Use of white-rot fungi for enzyme-based bioremediation of wastewater is of high interest. These fungi produce considerable amounts of extracellular ligninolytic enzymes during solid-state fermentation on lignocellulosic materials such as straw and sawdust. We used pure sawdust colonized by Pleurotus ostreatus, Trametes versicolor, and Ganoderma lucidum for extraction of ligninolytic enzymes in aqueous suspension. Crude enzyme suspensions of the three fungi, with laccase activity range 12-43 U/L and manganese peroxidase activity range 5-55 U/L, were evaluated for degradation of 11 selected pharmaceuticals spiked at environmentally relevant concentrations. Sulfamethoxazole was removed significantly in all treatments. The crude enzyme suspension from P. ostreatus achieved degradation of wider range of pharmaceuticals when the enzyme activity was increased. Brief homogenization of the colonized sawdust was also observed to be favorable, resulting in significant reductions after a short exposure of 5 min. The highest reduction was observed for sulfamethoxazole which was reduced by 84% compared to an autoclaved control without enzyme activity and for trimethoprim which was reduced by 60%. The compounds metoprolol, lidocaine, and venlafaxine were reduced by approximately 30% compared to the control. Overall, this study confirmed the potential of low-cost lignocellulosic material as a substrate for production of enzymes from white-rot fungi. However, monitoring over time in bioreactors revealed a rapid decrease in enzymatic ligninolytic activity.

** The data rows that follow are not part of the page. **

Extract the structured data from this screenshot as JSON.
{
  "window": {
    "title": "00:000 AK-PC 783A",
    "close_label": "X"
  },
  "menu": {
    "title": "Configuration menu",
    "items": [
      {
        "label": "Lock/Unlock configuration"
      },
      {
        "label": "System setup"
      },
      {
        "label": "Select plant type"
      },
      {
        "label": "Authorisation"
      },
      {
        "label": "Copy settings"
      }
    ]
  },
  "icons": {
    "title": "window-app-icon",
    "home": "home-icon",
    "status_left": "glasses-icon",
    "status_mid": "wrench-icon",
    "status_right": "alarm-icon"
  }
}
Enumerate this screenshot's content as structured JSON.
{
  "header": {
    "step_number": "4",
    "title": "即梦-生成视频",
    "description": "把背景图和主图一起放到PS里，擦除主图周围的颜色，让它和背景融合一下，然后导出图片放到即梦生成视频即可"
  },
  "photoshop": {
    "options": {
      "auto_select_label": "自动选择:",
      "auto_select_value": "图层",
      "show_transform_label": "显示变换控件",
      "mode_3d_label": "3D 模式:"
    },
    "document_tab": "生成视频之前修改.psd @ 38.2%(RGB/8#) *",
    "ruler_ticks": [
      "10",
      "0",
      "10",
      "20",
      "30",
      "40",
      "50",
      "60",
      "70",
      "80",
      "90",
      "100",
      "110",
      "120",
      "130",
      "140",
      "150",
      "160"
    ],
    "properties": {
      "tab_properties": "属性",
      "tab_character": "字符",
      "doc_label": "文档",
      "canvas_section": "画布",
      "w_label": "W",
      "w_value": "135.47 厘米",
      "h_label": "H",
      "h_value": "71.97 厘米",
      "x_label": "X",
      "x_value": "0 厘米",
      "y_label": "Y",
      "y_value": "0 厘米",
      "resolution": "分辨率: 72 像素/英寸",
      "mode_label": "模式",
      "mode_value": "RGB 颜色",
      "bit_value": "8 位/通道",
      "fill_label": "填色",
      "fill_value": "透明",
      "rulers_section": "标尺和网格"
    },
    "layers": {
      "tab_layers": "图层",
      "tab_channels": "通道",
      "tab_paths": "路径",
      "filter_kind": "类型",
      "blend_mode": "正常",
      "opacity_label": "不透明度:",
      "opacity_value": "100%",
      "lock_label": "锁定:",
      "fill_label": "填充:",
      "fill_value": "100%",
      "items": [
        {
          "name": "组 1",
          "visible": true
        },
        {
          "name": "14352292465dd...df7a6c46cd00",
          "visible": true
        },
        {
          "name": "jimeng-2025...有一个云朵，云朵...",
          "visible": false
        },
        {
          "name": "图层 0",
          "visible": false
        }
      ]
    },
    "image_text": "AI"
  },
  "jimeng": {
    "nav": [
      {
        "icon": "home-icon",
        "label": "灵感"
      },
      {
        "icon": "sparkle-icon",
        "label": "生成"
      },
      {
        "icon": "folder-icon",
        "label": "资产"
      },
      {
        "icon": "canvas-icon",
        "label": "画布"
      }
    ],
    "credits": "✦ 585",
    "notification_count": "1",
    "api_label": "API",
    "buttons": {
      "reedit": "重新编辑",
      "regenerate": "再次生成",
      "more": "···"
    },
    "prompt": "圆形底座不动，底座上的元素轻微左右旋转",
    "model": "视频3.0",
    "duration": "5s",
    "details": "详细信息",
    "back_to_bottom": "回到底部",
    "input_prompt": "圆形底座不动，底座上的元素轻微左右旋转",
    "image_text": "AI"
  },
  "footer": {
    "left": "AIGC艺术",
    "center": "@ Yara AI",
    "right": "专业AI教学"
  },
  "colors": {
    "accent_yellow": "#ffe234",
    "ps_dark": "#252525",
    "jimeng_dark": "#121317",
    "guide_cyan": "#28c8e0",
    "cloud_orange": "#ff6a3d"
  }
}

Ganoderma lucidum; Laccase; Mycoremediation; Pleurotus ostreatus; Trametes versicolor

Published in

Bioprocess and Biosystems Engineering
2024, Volume: 47, number: 4, pages: 475–482 Publisher: SPRINGER